Solid state drives are relatively new on the home computing scene, but they are already becoming standard in high-end laptop and desktop systems. While they offer extremely high performance, it is important to remember that they work quite differently to traditional mechanical hard drives. They also have a limited number of read and write cycles, and although most users will never encounter these limits, it is still good practice to take extra steps to maintain your SSD and get more out of it.
Move Your Temporary Files Folders
Due to having a limited number of read and write cycles, it is a good idea to prevent such routine operations from occurring on an SSD. Windows automatically saves temporary files to a default folder on your system hard drive.

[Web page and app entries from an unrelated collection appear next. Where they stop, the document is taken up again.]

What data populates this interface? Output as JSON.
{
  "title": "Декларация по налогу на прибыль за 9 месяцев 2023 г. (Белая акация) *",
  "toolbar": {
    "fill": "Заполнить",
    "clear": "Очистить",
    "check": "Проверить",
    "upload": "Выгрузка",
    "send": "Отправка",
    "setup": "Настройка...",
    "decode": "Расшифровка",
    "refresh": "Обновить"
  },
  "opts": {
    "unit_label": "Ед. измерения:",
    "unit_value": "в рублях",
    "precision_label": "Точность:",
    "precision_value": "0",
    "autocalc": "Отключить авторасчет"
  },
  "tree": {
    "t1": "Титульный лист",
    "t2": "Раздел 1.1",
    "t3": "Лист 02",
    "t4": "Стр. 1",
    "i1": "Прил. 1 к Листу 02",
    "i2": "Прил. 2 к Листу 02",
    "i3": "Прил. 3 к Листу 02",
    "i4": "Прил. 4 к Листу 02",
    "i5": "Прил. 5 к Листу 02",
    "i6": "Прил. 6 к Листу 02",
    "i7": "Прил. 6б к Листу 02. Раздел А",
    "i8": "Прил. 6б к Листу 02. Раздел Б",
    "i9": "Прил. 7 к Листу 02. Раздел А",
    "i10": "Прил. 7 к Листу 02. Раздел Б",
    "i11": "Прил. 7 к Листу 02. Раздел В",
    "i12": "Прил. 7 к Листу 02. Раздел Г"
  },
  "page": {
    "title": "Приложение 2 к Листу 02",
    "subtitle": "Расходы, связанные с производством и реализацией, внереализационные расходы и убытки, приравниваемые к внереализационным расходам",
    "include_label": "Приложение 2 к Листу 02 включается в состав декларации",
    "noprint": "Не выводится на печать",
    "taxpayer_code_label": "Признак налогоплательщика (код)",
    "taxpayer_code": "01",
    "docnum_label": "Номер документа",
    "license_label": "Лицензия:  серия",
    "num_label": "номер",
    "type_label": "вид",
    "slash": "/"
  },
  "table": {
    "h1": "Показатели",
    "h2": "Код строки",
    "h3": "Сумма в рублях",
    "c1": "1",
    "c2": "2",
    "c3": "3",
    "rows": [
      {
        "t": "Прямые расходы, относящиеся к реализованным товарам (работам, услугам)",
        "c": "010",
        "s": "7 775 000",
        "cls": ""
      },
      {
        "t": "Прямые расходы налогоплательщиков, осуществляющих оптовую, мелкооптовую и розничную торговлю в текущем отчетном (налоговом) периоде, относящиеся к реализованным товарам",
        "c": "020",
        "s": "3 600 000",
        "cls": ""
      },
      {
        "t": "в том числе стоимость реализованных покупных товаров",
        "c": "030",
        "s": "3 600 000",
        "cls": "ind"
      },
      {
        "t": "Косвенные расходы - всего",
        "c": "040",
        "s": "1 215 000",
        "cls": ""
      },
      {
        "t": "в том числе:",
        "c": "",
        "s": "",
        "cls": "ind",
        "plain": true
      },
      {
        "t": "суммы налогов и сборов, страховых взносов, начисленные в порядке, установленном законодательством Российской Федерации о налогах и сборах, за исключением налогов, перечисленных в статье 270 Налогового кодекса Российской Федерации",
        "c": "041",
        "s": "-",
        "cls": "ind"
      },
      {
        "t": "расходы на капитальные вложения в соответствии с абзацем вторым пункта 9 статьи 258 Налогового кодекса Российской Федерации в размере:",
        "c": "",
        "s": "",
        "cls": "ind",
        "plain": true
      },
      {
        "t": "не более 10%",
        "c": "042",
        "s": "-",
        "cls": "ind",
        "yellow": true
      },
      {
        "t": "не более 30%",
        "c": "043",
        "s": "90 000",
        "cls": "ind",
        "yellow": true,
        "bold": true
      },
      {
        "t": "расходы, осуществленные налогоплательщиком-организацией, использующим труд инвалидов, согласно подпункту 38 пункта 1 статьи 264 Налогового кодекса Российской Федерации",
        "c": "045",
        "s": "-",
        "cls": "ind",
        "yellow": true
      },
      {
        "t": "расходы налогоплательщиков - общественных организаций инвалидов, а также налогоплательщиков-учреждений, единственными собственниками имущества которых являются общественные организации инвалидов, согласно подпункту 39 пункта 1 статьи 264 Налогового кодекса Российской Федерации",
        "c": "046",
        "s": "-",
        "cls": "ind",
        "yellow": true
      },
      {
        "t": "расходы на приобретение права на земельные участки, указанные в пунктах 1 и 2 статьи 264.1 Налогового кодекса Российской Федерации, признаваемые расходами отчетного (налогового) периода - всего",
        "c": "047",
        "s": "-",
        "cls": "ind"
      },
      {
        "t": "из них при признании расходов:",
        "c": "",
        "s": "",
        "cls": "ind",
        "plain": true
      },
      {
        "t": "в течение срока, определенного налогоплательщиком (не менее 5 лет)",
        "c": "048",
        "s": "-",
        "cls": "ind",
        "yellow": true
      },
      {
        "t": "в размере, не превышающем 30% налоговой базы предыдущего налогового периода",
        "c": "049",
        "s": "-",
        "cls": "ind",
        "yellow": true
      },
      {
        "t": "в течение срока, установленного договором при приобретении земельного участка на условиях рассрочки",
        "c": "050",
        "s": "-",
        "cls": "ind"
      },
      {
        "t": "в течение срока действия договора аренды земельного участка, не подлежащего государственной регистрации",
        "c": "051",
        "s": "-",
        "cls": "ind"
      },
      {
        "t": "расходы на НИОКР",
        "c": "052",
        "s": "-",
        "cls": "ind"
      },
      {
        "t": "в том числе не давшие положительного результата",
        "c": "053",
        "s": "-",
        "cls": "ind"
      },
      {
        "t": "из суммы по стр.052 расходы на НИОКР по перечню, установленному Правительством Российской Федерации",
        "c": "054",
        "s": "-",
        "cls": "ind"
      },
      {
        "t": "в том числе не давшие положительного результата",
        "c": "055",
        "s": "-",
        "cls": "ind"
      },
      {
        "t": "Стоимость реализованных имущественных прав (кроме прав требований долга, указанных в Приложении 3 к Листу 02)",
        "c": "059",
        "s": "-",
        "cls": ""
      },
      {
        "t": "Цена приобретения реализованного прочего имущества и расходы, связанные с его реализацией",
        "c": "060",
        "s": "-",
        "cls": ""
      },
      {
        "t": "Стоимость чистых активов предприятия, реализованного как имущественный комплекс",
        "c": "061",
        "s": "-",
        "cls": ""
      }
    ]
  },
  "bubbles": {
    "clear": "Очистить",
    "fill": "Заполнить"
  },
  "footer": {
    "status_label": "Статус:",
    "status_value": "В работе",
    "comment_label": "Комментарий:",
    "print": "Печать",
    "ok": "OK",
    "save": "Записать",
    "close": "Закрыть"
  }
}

While these files can normally be safely deleted, Windows will still use the folder extensively. To change the folder location to one on a normal hard drive, go to the “System” section of the Control Panel. Click on “Advanced system settings” and click “Environment variables.” Click “Edit” in the top section and enter a new directory for your temporary files, ensuing that it is on another drive.
Do Not Use Your SSD for Mass Storage
SSDs are great for storing your operating system and your most frequently used programs, but due to their limited size, it is important that you choose carefully what to store on your SSD and what to keep on a normal mechanical hard drive. For this reason, almost all SSD users have a much larger traditional hard drive as well. Use the normal drive for storing things like movies, music, personal files and any applications or games which you don’t use so often.
Install Your Operating System on Your SSD
One of the main reasons why people use SSDs is to enjoy nearly instant boot times and much faster overall performance from their operating systems. You should always install Windows or any other OS you use on your SSD. With this being the case, your computer will start up in a few seconds, and any other tasks related to your operating system will also be much faster. If you are upgrading to an SSD, you can use third-party software to help you migrate your operating system onto the new disk rather than making a clean installation from scratch. Aside from your OS, only install your most frequently used applications or games on the SSD.
Indexing can be very useful on hard drives which have a great deal of data on them. In such situations, it can drastically reduce search times. However, it can also have a negative impact on overall performance, and since SSDs are not meant for large amounts of storage anyway, you might as well turn this feature off for that drive. Indexing is also a read- and write-heavy task which will ultimately reduce the lifespan of your SSD. To disable it, go to the drive’s properties by right-clicking on it in the File Explorer and clicking “Properties.” Remove the check from the appropriate box.
Do Not Defragment
Defragmenting is a highly write-intensive task which involves moving all of the data around on your hard drive in such a way that it is stored contiguously on the disk. While this leads to improved performance in the form of shorter load times on traditional hard disks, it provides no benefit at all for solid state drives which contain no moving parts anyway. An SSD will read data at the same speed no matter where it is stored on the disk.
Always Leave Some Free Space
An SSD will actually slow down a lot when writing data if the drive is almost full. This is because it needs to find all of the partially empty data blocks for writing the new data. To keep your SSD performing at its quickest and most efficient levels, avoid filling them to maximum capacity. In fact, the popular online hardware magazine, Anandtech, recommends that you keep about a quarter of your SSD’s capacity completely free in order to enjoy optimal performance.